*** RECORD EXCERPTS Section Begins ***
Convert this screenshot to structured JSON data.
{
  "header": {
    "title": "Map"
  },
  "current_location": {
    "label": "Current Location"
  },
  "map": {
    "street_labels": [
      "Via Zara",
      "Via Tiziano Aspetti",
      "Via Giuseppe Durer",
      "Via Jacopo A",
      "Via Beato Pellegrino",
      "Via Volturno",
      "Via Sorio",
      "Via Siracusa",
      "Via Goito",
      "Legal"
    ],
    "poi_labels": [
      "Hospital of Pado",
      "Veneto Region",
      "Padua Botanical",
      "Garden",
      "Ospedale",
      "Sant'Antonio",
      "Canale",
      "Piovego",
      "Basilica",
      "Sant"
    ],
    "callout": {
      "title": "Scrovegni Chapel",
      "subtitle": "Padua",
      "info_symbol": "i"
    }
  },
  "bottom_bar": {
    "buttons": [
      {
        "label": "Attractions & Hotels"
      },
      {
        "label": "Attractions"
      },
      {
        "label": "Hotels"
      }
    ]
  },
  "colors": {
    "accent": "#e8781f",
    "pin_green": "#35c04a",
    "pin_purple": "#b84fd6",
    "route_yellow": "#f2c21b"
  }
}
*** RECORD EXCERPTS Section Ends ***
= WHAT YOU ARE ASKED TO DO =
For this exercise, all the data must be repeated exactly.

= RESPONSE BELOW =
Convert this screenshot to structured JSON data.
{
  "header": {
    "title": "Map"
  },
  "current_location": {
    "label": "Current Location"
  },
  "map": {
    "street_labels": [
      "Via Zara",
      "Via Tiziano Aspetti",
      "Via Giuseppe Durer",
      "Via Jacopo A",
      "Via Beato Pellegrino",
      "Via Volturno",
      "Via Sorio",
      "Via Siracusa",
      "Via Goito",
      "Legal"
    ],
    "poi_labels": [
      "Hospital of Pado",
      "Veneto Region",
      "Padua Botanical",
      "Garden",
      "Ospedale",
      "Sant'Antonio",
      "Canale",
      "Piovego",
      "Basilica",
      "Sant"
    ],
    "callout": {
      "title": "Scrovegni Chapel",
      "subtitle": "Padua",
      "info_symbol": "i"
    }
  },
  "bottom_bar": {
    "buttons": [
      {
        "label": "Attractions & Hotels"
      },
      {
        "label": "Attractions"
      },
      {
        "label": "Hotels"
      }
    ]
  },
  "colors": {
    "accent": "#e8781f",
    "pin_green": "#35c04a",
    "pin_purple": "#b84fd6",
    "route_yellow": "#f2c21b"
  }
}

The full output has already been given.